■ What to work on: Scan the records for the word "screenshot". Copy each line that includes it.

■ Recorded data:
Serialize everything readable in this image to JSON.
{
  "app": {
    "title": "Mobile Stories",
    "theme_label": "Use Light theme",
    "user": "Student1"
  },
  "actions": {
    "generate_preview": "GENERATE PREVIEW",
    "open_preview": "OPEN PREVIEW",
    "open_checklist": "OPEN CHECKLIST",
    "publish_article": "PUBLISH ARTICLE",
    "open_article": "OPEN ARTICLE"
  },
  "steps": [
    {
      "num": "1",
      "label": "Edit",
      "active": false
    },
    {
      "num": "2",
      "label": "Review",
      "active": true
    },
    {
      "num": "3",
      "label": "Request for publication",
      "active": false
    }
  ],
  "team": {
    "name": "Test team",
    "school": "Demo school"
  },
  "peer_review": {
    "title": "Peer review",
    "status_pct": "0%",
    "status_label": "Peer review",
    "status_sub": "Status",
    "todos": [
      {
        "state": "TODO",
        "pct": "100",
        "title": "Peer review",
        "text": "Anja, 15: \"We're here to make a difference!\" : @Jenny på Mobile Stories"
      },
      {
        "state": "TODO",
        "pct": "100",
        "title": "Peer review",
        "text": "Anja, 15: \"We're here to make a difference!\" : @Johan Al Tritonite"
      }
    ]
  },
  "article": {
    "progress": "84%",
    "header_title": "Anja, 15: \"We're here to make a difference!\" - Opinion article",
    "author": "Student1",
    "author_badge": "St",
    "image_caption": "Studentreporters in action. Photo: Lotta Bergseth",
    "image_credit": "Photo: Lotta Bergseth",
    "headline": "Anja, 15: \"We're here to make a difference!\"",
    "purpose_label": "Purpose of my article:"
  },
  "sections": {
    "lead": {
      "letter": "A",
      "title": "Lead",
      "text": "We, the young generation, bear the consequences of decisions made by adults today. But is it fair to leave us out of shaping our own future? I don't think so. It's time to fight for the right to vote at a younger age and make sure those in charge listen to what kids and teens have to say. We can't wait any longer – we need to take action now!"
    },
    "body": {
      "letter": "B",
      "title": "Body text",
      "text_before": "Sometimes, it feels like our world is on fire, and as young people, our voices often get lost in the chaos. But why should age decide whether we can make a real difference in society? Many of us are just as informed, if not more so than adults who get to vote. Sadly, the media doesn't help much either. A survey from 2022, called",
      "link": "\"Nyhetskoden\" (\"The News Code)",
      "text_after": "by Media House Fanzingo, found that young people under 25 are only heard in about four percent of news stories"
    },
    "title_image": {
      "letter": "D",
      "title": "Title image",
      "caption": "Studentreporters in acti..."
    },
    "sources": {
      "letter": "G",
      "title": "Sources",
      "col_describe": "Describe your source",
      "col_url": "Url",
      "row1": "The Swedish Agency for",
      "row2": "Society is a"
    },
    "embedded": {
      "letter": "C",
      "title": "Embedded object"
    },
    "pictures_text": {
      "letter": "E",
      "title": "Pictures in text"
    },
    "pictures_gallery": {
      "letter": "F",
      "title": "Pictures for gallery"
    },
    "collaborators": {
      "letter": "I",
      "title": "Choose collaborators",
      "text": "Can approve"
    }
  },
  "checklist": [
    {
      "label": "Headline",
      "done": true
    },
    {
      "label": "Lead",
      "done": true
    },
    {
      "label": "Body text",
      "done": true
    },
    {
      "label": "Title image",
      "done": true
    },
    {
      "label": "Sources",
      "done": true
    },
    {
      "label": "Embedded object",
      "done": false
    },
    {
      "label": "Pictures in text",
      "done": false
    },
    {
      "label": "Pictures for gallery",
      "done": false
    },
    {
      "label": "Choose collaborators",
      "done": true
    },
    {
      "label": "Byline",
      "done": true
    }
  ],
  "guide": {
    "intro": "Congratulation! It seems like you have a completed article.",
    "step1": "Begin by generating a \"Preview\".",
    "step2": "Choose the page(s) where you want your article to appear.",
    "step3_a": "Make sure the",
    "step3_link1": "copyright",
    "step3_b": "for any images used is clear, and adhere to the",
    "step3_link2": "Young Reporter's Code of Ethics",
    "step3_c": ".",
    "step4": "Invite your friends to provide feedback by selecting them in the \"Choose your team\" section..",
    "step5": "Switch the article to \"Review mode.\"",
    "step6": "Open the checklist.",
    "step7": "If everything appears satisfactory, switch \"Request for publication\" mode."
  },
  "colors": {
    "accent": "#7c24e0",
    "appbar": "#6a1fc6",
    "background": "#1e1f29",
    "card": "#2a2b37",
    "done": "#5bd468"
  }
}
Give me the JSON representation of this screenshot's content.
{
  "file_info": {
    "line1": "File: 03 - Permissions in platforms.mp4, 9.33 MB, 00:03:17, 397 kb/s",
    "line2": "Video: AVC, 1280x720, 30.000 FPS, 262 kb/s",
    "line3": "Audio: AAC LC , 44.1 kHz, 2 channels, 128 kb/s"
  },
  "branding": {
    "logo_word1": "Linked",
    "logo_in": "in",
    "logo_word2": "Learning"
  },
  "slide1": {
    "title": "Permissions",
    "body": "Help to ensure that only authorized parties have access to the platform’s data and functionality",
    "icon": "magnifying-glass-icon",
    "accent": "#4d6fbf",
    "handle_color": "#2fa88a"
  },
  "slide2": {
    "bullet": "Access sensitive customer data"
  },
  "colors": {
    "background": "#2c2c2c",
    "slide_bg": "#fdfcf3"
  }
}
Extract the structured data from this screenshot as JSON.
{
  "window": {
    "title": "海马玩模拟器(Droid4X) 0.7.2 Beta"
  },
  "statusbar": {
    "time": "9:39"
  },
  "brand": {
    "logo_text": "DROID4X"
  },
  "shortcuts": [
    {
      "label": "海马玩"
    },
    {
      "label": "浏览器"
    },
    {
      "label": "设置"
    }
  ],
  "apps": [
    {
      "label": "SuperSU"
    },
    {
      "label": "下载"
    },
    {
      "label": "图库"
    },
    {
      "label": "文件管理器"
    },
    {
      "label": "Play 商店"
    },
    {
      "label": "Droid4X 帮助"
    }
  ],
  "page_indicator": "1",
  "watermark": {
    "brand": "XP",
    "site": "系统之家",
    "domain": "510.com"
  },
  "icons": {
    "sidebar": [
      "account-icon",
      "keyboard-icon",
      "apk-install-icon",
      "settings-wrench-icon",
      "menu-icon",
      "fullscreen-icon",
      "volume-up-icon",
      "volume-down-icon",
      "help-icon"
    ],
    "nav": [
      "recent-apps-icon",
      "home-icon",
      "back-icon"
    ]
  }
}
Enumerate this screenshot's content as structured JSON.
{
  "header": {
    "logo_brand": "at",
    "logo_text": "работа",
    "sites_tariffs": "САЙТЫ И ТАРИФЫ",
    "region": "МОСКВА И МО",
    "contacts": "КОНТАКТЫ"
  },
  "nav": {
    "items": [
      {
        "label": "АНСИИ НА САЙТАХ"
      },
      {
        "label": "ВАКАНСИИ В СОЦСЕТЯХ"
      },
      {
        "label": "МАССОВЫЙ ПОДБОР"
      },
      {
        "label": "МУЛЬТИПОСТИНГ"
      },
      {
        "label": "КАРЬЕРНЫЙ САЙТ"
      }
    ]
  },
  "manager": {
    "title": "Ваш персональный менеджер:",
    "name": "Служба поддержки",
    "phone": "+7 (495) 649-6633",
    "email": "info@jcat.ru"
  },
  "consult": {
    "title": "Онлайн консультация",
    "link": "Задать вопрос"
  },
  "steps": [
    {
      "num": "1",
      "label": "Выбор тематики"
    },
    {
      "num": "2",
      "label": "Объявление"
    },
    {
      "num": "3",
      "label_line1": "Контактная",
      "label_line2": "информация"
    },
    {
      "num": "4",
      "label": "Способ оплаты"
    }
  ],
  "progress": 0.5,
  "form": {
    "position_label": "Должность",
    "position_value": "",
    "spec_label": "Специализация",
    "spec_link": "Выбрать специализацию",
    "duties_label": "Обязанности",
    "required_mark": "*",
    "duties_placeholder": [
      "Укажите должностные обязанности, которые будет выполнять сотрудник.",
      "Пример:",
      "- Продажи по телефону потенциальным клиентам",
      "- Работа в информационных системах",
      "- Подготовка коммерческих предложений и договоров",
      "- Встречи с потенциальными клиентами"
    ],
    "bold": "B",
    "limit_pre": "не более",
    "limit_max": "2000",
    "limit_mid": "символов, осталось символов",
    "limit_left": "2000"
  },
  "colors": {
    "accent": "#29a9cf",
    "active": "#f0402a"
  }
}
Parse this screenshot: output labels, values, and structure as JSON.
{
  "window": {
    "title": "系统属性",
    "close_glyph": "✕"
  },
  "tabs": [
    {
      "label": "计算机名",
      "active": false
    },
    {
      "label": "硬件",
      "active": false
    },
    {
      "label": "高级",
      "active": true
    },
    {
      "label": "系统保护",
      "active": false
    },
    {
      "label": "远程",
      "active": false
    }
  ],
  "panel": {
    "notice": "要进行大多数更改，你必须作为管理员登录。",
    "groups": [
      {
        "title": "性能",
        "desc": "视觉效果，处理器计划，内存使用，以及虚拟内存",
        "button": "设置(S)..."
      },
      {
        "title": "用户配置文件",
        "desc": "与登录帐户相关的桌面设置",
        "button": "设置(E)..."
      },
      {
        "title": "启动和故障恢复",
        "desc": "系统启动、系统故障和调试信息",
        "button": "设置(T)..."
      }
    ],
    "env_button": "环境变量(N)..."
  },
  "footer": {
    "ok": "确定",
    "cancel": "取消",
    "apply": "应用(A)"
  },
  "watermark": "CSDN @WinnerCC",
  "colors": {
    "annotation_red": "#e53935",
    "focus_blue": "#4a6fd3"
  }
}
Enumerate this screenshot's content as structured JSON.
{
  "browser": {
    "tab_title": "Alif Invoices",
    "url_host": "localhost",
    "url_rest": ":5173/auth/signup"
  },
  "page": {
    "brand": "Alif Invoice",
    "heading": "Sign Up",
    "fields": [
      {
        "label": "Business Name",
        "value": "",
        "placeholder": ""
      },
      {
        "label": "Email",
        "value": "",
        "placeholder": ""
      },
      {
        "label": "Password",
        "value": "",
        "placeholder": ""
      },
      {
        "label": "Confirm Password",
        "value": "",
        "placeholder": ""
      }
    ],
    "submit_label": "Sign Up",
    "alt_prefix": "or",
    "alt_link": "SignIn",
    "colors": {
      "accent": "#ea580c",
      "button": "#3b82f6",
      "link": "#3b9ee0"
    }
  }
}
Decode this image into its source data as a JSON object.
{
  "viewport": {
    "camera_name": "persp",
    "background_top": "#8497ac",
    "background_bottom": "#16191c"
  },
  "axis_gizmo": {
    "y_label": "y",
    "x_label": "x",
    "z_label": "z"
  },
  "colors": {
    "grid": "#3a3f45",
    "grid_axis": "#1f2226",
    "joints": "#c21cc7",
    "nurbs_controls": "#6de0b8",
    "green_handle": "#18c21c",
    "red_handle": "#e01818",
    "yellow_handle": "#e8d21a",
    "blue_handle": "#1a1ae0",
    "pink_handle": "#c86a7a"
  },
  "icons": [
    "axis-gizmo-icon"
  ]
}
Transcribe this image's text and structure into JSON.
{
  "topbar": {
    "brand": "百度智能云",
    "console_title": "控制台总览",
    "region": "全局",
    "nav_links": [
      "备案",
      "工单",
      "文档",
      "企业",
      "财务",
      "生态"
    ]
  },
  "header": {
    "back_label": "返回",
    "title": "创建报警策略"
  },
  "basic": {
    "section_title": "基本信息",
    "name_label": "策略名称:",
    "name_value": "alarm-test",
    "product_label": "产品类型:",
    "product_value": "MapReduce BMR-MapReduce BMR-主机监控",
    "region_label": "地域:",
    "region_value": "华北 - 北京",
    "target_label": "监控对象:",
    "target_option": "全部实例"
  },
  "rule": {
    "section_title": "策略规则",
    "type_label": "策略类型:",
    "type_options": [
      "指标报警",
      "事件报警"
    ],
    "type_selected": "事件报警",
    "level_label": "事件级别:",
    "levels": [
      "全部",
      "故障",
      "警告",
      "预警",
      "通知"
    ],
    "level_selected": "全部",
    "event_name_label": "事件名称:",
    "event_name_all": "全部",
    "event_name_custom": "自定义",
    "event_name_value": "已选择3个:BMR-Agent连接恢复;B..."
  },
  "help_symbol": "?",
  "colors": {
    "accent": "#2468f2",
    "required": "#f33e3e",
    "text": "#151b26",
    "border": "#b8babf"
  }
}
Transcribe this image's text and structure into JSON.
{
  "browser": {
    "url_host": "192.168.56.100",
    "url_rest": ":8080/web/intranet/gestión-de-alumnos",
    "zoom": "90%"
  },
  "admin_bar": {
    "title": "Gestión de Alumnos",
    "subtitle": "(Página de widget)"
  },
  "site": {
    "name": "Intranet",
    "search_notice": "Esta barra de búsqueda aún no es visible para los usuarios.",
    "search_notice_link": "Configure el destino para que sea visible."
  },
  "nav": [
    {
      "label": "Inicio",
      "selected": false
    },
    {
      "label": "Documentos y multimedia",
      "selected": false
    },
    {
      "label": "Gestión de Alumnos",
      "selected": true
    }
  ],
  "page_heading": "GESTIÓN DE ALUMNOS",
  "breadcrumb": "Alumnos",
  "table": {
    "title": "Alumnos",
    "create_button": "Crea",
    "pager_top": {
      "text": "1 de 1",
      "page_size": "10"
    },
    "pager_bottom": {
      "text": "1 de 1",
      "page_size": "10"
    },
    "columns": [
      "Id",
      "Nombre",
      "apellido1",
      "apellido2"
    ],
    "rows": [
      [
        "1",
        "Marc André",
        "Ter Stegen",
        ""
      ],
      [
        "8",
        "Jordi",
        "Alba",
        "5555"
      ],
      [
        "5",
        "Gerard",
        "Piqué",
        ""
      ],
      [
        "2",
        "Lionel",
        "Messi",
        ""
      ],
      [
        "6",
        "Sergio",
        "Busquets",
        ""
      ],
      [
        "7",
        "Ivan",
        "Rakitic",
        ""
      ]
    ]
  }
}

■ Response:
Give me the JSON representation of this screenshot's content.
Extract the structured data from this screenshot as JSON.
Enumerate this screenshot's content as structured JSON.
Parse this screenshot: output labels, values, and structure as JSON.
Enumerate this screenshot's content as structured JSON.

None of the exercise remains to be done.